START SUPPLIED INFORMATION

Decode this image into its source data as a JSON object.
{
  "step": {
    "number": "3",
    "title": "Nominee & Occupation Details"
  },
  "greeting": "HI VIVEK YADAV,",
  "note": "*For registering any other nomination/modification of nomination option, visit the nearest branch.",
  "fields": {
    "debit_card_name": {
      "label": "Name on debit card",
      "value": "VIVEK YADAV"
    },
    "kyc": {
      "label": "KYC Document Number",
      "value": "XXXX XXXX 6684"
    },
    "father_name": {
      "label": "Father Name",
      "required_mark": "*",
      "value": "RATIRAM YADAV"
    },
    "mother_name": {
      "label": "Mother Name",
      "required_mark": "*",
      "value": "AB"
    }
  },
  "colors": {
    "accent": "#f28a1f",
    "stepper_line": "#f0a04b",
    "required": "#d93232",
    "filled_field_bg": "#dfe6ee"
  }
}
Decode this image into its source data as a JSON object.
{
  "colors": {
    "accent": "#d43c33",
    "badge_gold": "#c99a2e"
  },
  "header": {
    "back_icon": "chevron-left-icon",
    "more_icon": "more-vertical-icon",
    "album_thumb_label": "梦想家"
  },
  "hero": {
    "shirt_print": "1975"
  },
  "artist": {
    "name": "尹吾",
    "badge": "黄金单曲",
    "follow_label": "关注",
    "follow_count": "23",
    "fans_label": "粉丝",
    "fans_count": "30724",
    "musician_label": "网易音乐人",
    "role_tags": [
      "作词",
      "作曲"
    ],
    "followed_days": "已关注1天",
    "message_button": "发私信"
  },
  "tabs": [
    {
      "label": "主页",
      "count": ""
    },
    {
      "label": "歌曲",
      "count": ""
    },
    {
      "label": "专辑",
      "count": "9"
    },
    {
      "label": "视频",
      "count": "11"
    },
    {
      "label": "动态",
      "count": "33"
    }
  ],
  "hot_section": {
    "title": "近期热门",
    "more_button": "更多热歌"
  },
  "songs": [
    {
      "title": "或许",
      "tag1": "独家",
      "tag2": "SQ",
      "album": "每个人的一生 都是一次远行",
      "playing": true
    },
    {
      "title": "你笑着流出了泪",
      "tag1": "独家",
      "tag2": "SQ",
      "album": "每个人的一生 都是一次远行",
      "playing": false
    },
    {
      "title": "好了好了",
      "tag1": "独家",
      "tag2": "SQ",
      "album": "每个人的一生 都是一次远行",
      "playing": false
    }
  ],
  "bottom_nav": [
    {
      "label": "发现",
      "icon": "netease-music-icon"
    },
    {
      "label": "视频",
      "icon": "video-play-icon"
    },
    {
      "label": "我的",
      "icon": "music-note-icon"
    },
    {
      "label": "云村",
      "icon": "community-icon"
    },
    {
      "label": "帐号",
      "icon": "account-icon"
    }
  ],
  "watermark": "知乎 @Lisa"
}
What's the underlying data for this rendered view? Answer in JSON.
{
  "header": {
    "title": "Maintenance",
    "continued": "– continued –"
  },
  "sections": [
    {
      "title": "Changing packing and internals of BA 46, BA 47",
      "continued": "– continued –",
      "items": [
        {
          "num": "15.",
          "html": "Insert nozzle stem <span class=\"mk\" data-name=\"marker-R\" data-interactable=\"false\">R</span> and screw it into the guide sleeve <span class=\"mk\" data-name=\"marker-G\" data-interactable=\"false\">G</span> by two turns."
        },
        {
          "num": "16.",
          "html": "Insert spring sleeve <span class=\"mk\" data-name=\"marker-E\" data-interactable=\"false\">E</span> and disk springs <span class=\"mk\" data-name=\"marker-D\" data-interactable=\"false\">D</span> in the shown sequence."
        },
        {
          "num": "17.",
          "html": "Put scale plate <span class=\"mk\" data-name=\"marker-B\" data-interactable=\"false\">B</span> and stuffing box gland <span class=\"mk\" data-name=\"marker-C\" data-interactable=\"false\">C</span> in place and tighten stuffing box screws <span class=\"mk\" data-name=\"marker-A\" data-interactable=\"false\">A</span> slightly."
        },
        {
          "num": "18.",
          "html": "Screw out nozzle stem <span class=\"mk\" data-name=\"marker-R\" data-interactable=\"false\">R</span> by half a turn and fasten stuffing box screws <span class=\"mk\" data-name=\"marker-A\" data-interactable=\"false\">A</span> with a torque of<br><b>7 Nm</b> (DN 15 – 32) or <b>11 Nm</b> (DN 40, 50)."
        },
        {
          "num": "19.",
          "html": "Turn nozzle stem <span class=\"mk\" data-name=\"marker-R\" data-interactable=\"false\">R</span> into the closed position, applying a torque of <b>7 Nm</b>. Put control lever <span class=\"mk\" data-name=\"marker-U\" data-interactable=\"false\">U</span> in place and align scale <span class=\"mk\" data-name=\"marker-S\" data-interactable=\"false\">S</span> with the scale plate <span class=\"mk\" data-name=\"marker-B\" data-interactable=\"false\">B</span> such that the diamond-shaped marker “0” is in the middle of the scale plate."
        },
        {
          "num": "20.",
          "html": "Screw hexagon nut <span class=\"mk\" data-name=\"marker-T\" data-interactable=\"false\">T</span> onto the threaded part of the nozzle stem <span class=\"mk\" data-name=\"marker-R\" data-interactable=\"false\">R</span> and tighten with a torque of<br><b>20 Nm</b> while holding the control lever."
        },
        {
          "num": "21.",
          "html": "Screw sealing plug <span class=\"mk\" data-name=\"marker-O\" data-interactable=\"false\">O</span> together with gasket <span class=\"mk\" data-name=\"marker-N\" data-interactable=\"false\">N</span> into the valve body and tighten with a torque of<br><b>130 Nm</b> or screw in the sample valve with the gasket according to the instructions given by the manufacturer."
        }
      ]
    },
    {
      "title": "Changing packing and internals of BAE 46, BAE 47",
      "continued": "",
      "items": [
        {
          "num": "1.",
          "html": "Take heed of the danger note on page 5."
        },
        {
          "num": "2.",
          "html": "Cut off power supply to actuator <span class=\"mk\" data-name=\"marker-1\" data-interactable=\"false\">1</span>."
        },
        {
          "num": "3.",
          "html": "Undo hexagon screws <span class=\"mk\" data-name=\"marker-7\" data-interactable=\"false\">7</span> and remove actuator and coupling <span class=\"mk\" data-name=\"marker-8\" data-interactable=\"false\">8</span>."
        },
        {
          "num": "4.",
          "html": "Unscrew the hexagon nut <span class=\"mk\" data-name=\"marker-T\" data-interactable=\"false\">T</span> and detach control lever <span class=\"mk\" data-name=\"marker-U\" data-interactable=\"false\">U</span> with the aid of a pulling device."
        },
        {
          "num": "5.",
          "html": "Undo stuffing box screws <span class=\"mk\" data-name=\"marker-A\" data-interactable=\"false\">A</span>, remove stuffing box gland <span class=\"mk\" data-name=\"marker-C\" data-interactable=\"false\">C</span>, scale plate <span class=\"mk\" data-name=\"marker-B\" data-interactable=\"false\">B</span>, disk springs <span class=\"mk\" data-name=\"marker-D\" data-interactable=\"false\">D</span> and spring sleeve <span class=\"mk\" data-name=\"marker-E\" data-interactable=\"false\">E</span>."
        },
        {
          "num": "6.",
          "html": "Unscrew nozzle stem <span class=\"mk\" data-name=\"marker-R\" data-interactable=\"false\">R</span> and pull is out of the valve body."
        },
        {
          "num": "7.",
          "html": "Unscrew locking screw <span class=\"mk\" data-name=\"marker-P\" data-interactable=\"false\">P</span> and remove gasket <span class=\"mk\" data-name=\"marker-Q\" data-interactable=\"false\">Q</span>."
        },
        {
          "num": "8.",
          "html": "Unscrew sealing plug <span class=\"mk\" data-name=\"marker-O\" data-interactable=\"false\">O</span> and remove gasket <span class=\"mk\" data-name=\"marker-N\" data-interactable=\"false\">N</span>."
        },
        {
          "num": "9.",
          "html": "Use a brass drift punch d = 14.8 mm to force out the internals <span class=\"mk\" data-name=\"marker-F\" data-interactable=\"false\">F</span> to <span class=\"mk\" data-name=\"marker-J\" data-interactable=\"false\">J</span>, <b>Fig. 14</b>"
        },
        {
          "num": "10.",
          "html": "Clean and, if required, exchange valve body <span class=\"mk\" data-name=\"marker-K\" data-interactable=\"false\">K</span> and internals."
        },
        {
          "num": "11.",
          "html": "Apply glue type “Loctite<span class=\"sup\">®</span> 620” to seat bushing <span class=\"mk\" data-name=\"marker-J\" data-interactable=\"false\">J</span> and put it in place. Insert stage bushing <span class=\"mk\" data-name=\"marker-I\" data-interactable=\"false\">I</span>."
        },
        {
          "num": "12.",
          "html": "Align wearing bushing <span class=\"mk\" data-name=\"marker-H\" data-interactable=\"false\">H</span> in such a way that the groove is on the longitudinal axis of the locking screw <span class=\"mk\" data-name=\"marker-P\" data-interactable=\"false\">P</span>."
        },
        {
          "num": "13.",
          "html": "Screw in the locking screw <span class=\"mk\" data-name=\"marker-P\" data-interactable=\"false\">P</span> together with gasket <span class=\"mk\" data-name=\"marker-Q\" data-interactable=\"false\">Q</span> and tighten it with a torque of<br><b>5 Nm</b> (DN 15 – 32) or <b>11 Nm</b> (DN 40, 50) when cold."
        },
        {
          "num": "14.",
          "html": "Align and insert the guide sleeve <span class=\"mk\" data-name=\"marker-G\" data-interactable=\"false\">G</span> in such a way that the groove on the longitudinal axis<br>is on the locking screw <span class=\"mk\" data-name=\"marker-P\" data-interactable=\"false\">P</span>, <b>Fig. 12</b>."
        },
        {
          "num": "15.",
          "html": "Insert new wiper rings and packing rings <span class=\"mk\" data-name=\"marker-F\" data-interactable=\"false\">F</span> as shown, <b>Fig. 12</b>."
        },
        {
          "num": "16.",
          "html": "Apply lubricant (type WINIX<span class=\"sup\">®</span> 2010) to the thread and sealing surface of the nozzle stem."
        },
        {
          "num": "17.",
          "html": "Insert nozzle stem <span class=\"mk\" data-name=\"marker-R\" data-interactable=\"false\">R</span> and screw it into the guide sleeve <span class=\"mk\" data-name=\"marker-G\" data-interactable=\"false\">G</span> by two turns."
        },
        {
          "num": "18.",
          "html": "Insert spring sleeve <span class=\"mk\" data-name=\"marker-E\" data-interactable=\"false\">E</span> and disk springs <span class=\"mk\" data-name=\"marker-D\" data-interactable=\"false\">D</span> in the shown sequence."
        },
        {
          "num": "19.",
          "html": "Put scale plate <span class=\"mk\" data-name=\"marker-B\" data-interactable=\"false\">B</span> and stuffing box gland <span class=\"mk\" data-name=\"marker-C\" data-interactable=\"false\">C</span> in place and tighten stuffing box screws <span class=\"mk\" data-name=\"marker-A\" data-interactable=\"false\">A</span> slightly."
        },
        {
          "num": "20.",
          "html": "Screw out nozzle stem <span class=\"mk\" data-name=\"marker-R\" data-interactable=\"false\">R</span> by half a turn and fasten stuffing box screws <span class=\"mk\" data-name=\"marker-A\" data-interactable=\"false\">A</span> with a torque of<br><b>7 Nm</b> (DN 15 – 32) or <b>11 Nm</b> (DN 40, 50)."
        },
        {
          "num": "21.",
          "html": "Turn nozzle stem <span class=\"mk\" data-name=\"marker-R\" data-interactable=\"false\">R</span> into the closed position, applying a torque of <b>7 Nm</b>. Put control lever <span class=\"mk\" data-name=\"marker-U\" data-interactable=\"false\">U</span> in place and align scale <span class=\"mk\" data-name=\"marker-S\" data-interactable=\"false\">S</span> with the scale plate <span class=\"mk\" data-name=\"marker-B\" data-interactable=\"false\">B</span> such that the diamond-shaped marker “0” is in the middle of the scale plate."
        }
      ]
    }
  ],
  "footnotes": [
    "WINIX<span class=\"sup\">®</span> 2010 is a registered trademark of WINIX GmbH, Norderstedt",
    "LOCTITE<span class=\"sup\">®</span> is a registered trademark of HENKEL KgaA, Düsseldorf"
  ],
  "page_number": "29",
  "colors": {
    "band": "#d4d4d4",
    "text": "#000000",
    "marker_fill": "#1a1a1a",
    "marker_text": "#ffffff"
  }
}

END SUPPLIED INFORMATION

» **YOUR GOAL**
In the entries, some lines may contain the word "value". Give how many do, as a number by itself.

» **SOLUTION TO THE EXERCISE**
4